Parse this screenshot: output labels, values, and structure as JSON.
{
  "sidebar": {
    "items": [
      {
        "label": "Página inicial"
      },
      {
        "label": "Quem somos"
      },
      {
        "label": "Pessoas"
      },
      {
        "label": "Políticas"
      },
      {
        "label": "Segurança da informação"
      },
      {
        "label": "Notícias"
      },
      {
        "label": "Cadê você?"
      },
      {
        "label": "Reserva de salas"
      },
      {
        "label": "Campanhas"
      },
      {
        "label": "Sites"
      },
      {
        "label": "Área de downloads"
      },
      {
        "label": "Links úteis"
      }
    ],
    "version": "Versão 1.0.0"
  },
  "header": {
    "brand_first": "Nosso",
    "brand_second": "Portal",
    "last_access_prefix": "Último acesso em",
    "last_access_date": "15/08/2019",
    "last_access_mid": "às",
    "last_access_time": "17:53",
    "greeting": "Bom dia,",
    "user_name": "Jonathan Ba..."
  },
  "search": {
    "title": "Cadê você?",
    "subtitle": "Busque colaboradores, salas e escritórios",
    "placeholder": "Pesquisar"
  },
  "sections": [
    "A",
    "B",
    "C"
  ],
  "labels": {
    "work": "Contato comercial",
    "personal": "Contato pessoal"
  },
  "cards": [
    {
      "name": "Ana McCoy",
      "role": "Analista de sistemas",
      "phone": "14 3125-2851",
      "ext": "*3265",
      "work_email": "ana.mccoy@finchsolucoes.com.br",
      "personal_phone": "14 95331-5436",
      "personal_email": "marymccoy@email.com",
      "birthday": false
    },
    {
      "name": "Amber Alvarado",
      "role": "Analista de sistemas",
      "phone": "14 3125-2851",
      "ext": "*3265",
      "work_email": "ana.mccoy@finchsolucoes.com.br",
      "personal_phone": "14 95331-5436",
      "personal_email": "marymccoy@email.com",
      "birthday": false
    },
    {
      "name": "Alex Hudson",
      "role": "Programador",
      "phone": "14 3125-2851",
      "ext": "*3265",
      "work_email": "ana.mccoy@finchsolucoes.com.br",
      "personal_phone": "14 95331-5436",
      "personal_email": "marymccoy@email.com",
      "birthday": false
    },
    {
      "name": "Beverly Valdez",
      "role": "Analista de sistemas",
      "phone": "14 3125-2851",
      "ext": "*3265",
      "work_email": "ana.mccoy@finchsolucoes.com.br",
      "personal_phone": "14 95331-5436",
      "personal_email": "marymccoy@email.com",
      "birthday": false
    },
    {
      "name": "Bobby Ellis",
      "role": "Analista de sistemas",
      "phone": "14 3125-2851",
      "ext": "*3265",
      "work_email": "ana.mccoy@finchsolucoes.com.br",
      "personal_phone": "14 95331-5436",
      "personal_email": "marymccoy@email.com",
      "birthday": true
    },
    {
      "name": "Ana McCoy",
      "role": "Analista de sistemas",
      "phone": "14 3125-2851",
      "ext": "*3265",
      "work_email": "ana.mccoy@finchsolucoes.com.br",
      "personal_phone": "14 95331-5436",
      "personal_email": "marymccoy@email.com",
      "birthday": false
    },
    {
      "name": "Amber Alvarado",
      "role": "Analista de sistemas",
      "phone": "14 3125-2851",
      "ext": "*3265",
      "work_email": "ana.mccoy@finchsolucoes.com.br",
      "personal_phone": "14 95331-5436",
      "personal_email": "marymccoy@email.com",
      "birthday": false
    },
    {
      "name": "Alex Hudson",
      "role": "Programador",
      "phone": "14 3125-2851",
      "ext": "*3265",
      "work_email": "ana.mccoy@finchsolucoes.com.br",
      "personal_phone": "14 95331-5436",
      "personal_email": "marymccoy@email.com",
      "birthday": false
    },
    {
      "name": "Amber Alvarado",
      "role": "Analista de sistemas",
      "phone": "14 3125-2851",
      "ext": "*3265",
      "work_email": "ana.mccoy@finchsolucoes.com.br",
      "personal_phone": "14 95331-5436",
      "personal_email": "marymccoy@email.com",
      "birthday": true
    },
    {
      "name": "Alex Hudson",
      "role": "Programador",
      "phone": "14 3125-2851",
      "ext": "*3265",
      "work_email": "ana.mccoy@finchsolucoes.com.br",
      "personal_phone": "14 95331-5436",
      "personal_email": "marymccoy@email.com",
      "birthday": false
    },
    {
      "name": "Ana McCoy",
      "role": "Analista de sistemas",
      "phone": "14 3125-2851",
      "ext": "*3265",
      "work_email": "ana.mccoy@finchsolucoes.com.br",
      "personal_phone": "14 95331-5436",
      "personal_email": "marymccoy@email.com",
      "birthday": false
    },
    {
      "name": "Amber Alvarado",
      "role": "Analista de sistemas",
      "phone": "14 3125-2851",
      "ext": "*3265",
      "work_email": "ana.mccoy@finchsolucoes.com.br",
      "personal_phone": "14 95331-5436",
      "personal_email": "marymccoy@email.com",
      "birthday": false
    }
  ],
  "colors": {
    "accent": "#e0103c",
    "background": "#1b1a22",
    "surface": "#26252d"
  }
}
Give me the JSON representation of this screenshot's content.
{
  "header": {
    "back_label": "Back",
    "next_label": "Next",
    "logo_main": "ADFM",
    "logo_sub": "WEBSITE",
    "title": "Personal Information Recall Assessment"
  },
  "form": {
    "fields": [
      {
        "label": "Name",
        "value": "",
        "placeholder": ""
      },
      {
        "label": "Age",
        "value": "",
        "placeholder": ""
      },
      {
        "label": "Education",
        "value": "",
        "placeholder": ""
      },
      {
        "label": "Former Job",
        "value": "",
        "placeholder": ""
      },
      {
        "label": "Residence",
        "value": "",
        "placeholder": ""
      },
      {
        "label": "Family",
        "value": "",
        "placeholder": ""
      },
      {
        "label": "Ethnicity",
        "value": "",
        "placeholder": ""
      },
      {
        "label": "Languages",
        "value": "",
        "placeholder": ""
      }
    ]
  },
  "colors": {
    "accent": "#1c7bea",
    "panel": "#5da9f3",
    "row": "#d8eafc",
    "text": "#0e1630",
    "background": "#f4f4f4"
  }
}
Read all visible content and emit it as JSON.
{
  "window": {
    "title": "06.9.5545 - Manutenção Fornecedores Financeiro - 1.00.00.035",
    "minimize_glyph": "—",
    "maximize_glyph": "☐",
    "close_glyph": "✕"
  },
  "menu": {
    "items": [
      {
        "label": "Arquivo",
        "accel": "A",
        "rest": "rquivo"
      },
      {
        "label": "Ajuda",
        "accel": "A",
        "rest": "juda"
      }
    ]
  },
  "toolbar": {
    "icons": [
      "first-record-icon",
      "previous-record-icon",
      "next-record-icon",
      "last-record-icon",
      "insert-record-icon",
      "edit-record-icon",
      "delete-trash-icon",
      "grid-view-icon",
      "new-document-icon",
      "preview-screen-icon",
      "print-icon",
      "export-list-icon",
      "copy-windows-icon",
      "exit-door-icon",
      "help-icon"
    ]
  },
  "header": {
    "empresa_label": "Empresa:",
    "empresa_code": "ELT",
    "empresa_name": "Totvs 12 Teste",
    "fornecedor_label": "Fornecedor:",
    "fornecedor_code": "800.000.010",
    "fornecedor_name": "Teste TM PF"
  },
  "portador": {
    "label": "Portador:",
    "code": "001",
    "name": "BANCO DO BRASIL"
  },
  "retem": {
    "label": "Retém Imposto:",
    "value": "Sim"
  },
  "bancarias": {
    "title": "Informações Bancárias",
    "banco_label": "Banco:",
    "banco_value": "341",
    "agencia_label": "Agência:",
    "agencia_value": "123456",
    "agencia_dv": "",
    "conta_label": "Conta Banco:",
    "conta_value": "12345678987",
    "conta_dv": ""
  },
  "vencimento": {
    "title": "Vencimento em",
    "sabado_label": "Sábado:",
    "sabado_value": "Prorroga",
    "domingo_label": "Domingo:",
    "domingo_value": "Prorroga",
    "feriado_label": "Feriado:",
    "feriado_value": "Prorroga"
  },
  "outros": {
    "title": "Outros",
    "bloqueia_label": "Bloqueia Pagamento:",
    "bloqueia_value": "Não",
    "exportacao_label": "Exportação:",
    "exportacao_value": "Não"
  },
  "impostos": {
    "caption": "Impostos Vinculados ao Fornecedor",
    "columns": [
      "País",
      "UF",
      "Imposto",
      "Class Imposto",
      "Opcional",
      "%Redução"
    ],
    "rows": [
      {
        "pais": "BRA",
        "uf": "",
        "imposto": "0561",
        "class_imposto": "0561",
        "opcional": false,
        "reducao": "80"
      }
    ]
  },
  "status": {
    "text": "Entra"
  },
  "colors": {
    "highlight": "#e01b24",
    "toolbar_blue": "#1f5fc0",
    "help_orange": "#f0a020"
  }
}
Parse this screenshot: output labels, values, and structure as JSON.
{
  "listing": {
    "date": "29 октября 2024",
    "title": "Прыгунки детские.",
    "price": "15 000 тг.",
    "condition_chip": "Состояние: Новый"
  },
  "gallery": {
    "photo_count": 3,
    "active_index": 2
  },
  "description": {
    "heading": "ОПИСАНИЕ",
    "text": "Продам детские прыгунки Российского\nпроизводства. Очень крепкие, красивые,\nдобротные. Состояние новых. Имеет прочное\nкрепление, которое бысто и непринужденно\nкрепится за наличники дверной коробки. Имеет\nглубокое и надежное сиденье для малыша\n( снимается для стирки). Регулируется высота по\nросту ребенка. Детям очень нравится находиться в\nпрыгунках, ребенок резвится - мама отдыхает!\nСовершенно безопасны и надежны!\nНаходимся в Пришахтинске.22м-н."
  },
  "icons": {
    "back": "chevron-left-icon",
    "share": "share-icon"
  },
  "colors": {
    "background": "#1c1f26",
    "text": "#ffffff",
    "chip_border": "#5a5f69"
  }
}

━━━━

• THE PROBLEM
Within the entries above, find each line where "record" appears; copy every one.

• TASK RESULT
      "first-record-icon",
      "previous-record-icon",
      "next-record-icon",
      "last-record-icon",
      "insert-record-icon",
      "edit-record-icon",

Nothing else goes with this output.